NPR reporter Colin Dwyer published a short article about Namwali Serpell, who recently won the Caine Prize, that brought up new problems with literary prizes. Serpell announced that she would split the prize money with the other nominees if she won the award, which is given to recognize “the best original short story by an African writer, whether in Africa or elsewhere, published in the English language” (Wikipedia). Serpell said, “And it just felt weird and sad that we were now going to be pitted against each other in some kind of battle royal. I think, for the writers obviously, literature’s not a competitive sport.” Elnathan John told The Guardian, “I would prefer not to be a spokesperson at all. Whether for Africa or African writing” (quoted by Dwyer).
I don’t know how much bad blood springs from literary prizes between authors, but I absolutely agree with Serpell’s point that literature is not a competitive sport.
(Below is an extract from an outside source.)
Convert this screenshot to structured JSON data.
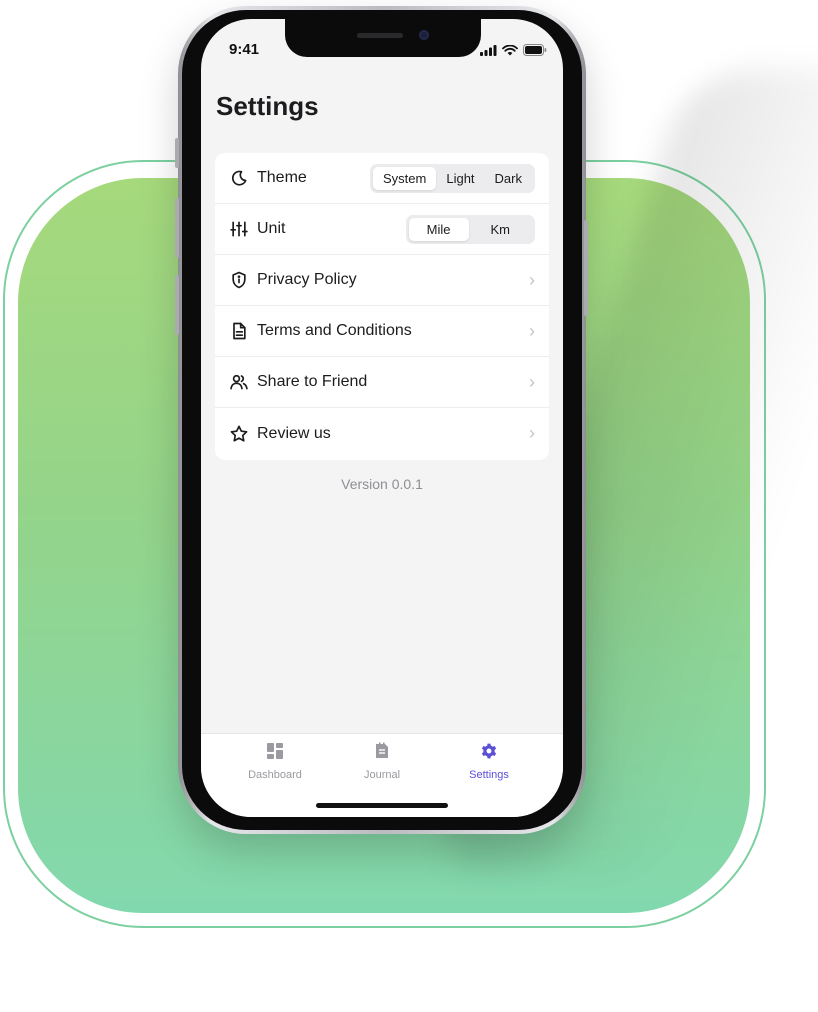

How can one story or novel or poem be “better” than another to the point where one wins a prize and another doesn’t? The slates of nominees can be so diverse in terms of styles and content that even comparing them seems like a disservice. John’s comment about not wanting to be a spokesperson, I think, justifies my thought about the impossibility of judging one text to be objectively better than another. How can judges say that their choice of winner is the best short story by all African writers that year? Or the judges of the Baileys Prize picking the best book by a woman writing in English? That would be a big burden to carry for a year.